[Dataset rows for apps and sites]
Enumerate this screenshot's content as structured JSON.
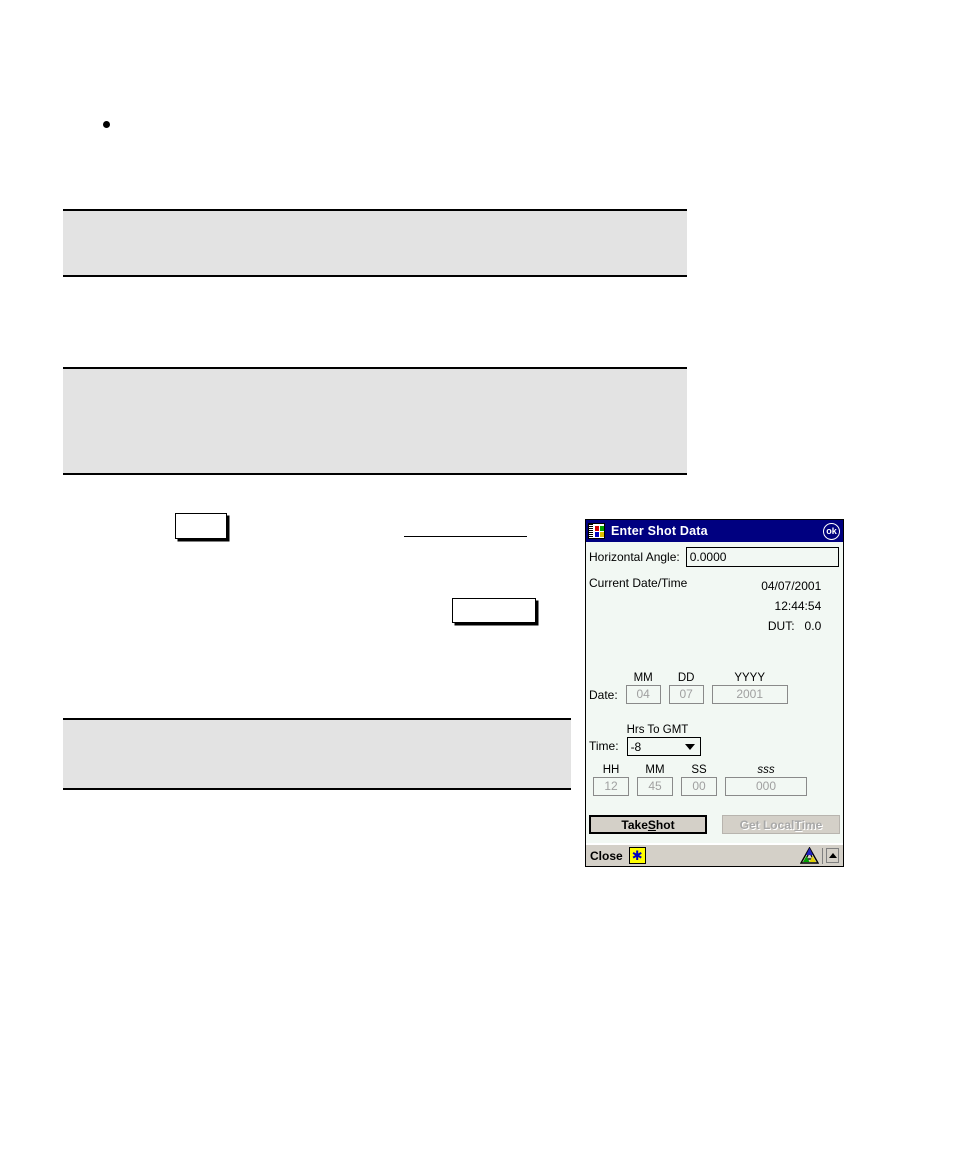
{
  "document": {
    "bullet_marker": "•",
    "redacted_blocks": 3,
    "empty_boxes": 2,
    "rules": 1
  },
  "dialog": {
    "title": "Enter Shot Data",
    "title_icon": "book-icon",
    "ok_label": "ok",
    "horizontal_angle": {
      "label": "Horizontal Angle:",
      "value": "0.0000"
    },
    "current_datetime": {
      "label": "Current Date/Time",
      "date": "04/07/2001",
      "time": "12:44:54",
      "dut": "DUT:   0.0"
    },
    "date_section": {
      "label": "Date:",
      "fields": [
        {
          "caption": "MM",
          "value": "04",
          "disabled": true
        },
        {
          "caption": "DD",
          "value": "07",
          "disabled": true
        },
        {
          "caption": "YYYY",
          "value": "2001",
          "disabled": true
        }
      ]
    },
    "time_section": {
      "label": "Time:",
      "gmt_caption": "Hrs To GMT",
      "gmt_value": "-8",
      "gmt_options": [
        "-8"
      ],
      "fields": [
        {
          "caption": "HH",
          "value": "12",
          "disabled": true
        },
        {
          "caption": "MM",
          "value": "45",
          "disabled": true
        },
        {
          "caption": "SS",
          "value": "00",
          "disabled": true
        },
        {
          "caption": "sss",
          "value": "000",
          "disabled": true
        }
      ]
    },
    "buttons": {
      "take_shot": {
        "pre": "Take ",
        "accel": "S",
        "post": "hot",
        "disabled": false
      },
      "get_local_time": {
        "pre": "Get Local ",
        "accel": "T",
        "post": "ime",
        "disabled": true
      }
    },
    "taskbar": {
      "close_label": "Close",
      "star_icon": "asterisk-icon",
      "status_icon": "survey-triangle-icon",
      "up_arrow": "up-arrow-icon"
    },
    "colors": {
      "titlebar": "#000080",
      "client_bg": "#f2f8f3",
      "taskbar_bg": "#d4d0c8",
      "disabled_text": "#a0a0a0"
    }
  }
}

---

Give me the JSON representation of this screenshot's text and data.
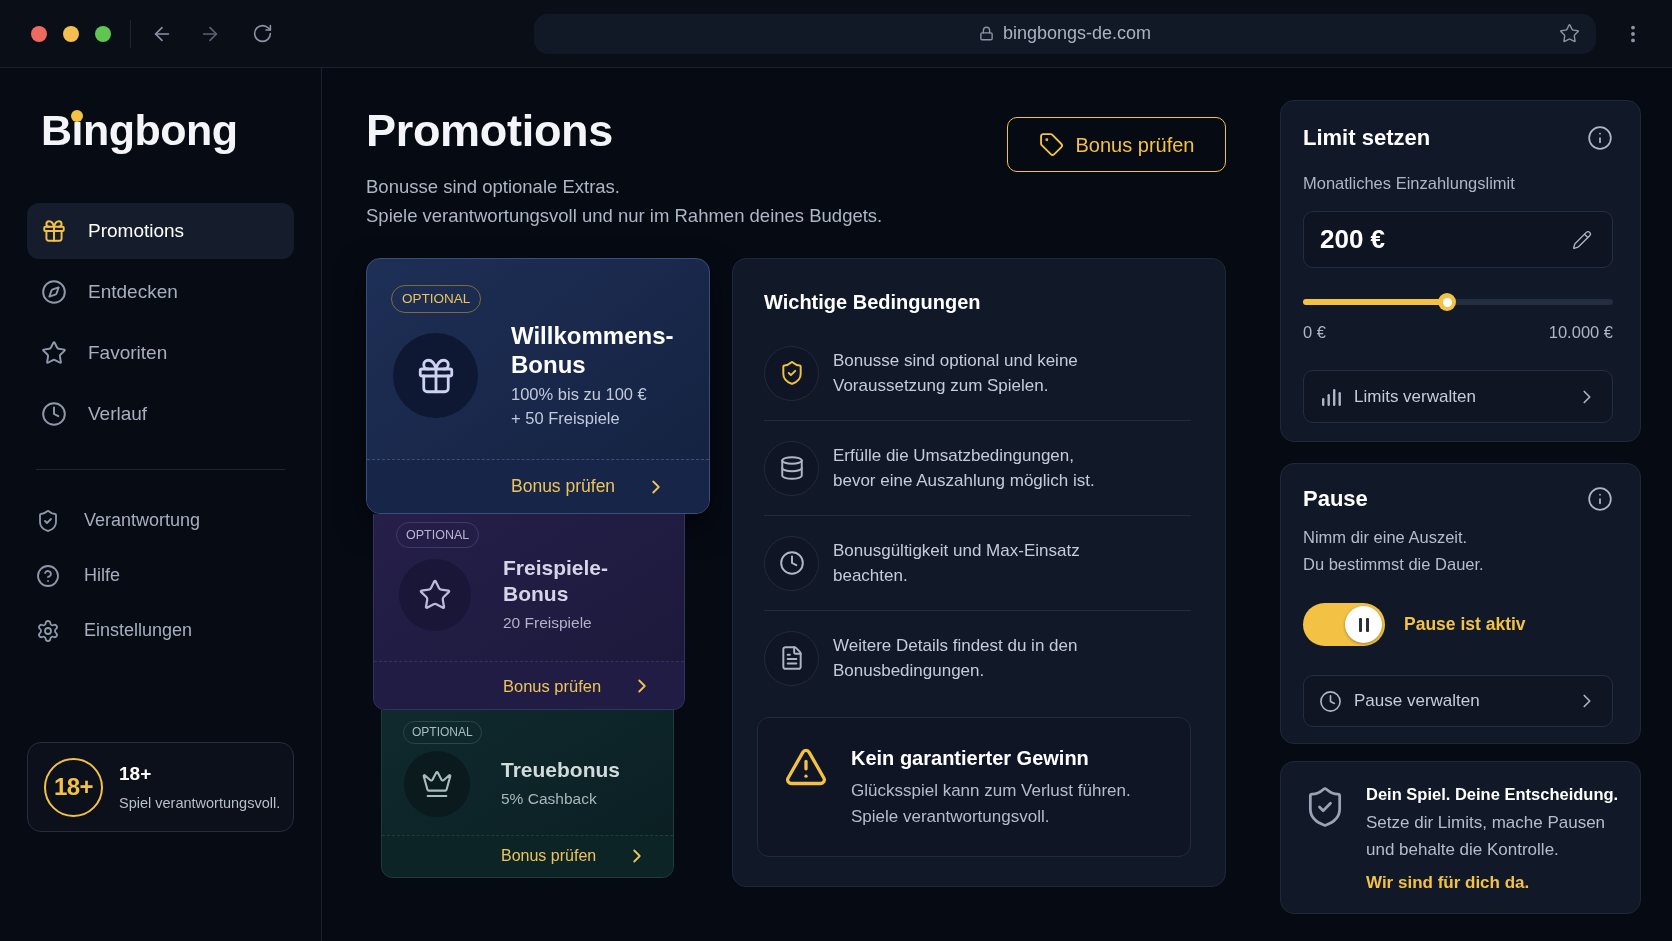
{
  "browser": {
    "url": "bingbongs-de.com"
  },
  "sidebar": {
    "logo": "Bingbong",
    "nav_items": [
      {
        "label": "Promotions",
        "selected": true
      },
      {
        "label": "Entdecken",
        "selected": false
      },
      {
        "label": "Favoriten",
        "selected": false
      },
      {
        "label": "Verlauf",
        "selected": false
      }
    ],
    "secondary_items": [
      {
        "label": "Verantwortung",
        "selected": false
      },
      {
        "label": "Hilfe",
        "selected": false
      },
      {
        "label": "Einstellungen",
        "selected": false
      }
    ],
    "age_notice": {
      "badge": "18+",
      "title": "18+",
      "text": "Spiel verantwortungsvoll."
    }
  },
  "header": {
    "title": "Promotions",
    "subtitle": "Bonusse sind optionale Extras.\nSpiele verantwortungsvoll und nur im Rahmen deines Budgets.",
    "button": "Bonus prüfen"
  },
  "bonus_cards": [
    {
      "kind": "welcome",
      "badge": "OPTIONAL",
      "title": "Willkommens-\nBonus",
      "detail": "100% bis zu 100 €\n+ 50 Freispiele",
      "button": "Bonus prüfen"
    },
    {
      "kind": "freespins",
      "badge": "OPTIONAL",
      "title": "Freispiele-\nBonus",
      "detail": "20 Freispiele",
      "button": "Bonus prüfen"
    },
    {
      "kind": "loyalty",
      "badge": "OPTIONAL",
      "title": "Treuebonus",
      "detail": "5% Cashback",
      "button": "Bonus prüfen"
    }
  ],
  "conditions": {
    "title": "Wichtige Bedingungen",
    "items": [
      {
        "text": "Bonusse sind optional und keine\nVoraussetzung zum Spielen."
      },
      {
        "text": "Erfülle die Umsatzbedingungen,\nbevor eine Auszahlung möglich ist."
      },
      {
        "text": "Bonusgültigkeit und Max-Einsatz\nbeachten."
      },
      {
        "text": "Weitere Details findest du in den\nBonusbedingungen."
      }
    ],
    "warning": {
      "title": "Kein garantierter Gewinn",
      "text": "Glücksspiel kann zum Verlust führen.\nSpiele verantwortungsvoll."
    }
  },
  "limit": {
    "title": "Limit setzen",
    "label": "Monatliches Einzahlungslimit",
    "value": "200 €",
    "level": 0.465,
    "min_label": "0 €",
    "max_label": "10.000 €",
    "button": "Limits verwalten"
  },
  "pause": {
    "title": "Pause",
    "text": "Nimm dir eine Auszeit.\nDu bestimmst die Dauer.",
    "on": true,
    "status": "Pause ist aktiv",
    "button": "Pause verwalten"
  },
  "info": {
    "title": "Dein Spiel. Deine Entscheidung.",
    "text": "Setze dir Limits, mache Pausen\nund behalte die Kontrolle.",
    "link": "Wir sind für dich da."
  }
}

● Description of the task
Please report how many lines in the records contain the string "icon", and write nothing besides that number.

● Result of the exercise
4